== Segment start ==

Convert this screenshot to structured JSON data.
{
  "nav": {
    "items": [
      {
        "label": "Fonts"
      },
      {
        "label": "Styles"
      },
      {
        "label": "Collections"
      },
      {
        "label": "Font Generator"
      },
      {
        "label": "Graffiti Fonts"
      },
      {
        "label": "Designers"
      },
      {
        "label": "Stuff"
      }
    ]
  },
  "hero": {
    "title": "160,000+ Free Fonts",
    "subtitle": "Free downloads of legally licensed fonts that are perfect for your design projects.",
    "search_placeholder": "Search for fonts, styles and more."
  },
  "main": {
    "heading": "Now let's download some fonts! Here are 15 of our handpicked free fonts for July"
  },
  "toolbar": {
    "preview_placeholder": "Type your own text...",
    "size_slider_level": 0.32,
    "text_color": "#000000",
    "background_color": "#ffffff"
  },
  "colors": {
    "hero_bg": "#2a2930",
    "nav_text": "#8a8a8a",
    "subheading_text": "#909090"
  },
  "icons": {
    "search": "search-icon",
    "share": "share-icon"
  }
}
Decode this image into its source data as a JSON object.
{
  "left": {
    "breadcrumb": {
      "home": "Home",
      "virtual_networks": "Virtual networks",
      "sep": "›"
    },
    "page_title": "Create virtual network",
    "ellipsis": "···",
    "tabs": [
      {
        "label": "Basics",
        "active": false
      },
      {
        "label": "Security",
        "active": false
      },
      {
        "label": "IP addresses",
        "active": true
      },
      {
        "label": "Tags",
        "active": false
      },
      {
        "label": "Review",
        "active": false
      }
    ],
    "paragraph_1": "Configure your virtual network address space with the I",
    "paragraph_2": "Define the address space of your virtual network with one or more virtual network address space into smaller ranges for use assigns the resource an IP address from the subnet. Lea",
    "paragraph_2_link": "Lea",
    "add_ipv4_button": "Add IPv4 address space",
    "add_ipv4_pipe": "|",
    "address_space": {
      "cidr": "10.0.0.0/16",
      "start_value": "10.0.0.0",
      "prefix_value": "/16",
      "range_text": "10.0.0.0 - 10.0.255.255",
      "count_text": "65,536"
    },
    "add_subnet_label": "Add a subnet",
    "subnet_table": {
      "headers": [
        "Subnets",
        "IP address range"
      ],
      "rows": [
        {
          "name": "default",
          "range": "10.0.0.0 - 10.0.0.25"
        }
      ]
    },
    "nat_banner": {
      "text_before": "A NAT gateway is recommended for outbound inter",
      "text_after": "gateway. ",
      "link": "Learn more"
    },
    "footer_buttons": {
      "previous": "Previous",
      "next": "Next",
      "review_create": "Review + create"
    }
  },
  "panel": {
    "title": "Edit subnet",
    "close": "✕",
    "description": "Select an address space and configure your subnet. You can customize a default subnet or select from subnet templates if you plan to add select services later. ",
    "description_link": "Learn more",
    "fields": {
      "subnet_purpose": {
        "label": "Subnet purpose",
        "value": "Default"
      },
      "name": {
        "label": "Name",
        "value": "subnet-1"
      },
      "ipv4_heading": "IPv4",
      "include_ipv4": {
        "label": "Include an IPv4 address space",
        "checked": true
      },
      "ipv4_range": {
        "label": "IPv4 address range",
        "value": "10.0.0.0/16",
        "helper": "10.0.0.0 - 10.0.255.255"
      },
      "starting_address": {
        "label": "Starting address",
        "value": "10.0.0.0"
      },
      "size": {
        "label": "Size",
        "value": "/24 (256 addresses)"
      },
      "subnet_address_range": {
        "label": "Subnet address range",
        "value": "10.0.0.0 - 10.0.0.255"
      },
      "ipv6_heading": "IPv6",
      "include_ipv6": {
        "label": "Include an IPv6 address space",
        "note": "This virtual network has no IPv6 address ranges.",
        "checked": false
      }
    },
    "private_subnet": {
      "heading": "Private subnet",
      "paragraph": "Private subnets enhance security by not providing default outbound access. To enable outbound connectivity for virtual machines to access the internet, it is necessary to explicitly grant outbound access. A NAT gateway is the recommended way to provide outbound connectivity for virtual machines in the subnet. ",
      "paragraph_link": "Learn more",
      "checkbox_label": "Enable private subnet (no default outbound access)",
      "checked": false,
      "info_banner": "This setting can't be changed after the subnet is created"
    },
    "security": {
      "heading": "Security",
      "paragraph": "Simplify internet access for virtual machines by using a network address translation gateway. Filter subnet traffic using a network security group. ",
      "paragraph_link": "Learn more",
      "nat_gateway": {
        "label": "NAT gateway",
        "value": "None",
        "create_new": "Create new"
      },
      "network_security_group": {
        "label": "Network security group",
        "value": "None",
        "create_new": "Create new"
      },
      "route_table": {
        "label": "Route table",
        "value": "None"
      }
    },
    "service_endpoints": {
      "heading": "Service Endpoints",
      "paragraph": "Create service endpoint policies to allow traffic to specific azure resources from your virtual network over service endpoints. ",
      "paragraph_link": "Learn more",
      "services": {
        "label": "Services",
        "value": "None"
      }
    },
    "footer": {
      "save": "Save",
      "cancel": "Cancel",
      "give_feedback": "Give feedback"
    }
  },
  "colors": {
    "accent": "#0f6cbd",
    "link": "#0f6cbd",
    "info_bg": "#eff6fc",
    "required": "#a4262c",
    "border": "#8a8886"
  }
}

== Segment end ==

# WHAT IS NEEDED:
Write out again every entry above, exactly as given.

# REPLY:
Convert this screenshot to structured JSON data.
{
  "nav": {
    "items": [
      {
        "label": "Fonts"
      },
      {
        "label": "Styles"
      },
      {
        "label": "Collections"
      },
      {
        "label": "Font Generator"
      },
      {
        "label": "Graffiti Fonts"
      },
      {
        "label": "Designers"
      },
      {
        "label": "Stuff"
      }
    ]
  },
  "hero": {
    "title": "160,000+ Free Fonts",
    "subtitle": "Free downloads of legally licensed fonts that are perfect for your design projects.",
    "search_placeholder": "Search for fonts, styles and more."
  },
  "main": {
    "heading": "Now let's download some fonts! Here are 15 of our handpicked free fonts for July"
  },
  "toolbar": {
    "preview_placeholder": "Type your own text...",
    "size_slider_level": 0.32,
    "text_color": "#000000",
    "background_color": "#ffffff"
  },
  "colors": {
    "hero_bg": "#2a2930",
    "nav_text": "#8a8a8a",
    "subheading_text": "#909090"
  },
  "icons": {
    "search": "search-icon",
    "share": "share-icon"
  }
}
Decode this image into its source data as a JSON object.
{
  "left": {
    "breadcrumb": {
      "home": "Home",
      "virtual_networks": "Virtual networks",
      "sep": "›"
    },
    "page_title": "Create virtual network",
    "ellipsis": "···",
    "tabs": [
      {
        "label": "Basics",
        "active": false
      },
      {
        "label": "Security",
        "active": false
      },
      {
        "label": "IP addresses",
        "active": true
      },
      {
        "label": "Tags",
        "active": false
      },
      {
        "label": "Review",
        "active": false
      }
    ],
    "paragraph_1": "Configure your virtual network address space with the I",
    "paragraph_2": "Define the address space of your virtual network with one or more virtual network address space into smaller ranges for use assigns the resource an IP address from the subnet. Lea",
    "paragraph_2_link": "Lea",
    "add_ipv4_button": "Add IPv4 address space",
    "add_ipv4_pipe": "|",
    "address_space": {
      "cidr": "10.0.0.0/16",
      "start_value": "10.0.0.0",
      "prefix_value": "/16",
      "range_text": "10.0.0.0 - 10.0.255.255",
      "count_text": "65,536"
    },
    "add_subnet_label": "Add a subnet",
    "subnet_table": {
      "headers": [
        "Subnets",
        "IP address range"
      ],
      "rows": [
        {
          "name": "default",
          "range": "10.0.0.0 - 10.0.0.25"
        }
      ]
    },
    "nat_banner": {
      "text_before": "A NAT gateway is recommended for outbound inter",
      "text_after": "gateway. ",
      "link": "Learn more"
    },
    "footer_buttons": {
      "previous": "Previous",
      "next": "Next",
      "review_create": "Review + create"
    }
  },
  "panel": {
    "title": "Edit subnet",
    "close": "✕",
    "description": "Select an address space and configure your subnet. You can customize a default subnet or select from subnet templates if you plan to add select services later. ",
    "description_link": "Learn more",
    "fields": {
      "subnet_purpose": {
        "label": "Subnet purpose",
        "value": "Default"
      },
      "name": {
        "label": "Name",
        "value": "subnet-1"
      },
      "ipv4_heading": "IPv4",
      "include_ipv4": {
        "label": "Include an IPv4 address space",
        "checked": true
      },
      "ipv4_range": {
        "label": "IPv4 address range",
        "value": "10.0.0.0/16",
        "helper": "10.0.0.0 - 10.0.255.255"
      },
      "starting_address": {
        "label": "Starting address",
        "value": "10.0.0.0"
      },
      "size": {
        "label": "Size",
        "value": "/24 (256 addresses)"
      },
      "subnet_address_range": {
        "label": "Subnet address range",
        "value": "10.0.0.0 - 10.0.0.255"
      },
      "ipv6_heading": "IPv6",
      "include_ipv6": {
        "label": "Include an IPv6 address space",
        "note": "This virtual network has no IPv6 address ranges.",
        "checked": false
      }
    },
    "private_subnet": {
      "heading": "Private subnet",
      "paragraph": "Private subnets enhance security by not providing default outbound access. To enable outbound connectivity for virtual machines to access the internet, it is necessary to explicitly grant outbound access. A NAT gateway is the recommended way to provide outbound connectivity for virtual machines in the subnet. ",
      "paragraph_link": "Learn more",
      "checkbox_label": "Enable private subnet (no default outbound access)",
      "checked": false,
      "info_banner": "This setting can't be changed after the subnet is created"
    },
    "security": {
      "heading": "Security",
      "paragraph": "Simplify internet access for virtual machines by using a network address translation gateway. Filter subnet traffic using a network security group. ",
      "paragraph_link": "Learn more",
      "nat_gateway": {
        "label": "NAT gateway",
        "value": "None",
        "create_new": "Create new"
      },
      "network_security_group": {
        "label": "Network security group",
        "value": "None",
        "create_new": "Create new"
      },
      "route_table": {
        "label": "Route table",
        "value": "None"
      }
    },
    "service_endpoints": {
      "heading": "Service Endpoints",
      "paragraph": "Create service endpoint policies to allow traffic to specific azure resources from your virtual network over service endpoints. ",
      "paragraph_link": "Learn more",
      "services": {
        "label": "Services",
        "value": "None"
      }
    },
    "footer": {
      "save": "Save",
      "cancel": "Cancel",
      "give_feedback": "Give feedback"
    }
  },
  "colors": {
    "accent": "#0f6cbd",
    "link": "#0f6cbd",
    "info_bg": "#eff6fc",
    "required": "#a4262c",
    "border": "#8a8886"
  }
}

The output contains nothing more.